Off the beaten track

Zerodha’s mantra has always been to deliver the best experience to existing customers and win their trust, so that they feel compelled to spread the word about the company. Their philosophy is to “do well for a customer, and the customer will also want you to do well”.

“I think in Zerodha, for example, we have 10 million customers, not a single advertisement to date, and everyone coming from word of mouth… that’s happened because your customer has wanted you to do well,” he says.

Word to the wise

Looking back at his entrepreneurial journey and Zerodha’s phenomenal rise, Nithin believes he was at the right place at the right time. He doesn’t regret not going all out on marketing or raising funds.

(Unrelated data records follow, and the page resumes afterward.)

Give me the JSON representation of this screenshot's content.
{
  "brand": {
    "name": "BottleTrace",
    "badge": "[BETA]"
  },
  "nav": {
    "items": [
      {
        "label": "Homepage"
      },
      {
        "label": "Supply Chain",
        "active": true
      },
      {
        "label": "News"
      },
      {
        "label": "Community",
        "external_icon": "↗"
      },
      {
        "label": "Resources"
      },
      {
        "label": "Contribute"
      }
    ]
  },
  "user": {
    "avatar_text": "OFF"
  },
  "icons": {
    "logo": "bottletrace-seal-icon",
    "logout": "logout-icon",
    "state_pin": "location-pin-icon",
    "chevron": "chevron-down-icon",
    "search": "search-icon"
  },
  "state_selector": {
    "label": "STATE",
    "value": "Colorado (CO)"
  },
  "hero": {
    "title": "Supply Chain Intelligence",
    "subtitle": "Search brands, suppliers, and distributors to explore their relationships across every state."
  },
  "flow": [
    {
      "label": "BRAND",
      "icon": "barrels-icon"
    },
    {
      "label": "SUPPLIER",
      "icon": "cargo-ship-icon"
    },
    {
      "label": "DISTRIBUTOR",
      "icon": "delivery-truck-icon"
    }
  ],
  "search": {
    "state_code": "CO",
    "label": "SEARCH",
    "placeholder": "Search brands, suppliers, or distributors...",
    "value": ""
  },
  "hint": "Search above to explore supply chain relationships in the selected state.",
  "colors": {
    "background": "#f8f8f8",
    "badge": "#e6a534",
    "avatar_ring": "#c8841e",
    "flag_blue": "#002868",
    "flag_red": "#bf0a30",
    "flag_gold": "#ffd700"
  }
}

His biggest advice for aspiring entrepreneurs is to “sharpen the axe before you go chopping wood”.

In other words, attempt a variety of things, find something you’re passionate about, and spend time pursuing it before building a business.

And once you’ve taken the plunge, put the customer at the centre of everything you do.

“You can actually build a large business without having to actually go, kind of do all the marketing and advertising,” Nithin says.

Listen to the full episode here

Time stamps:

01:00 - Zerodha’s founding story

06:30 - From 2M to 10M customers

15:00 - User behaviour, IPO markets, and young money

26:00 – ‘You can’t just spend money to gain credibility’

37:00 - Doing what’s right for the customer

Edited by Teja Lele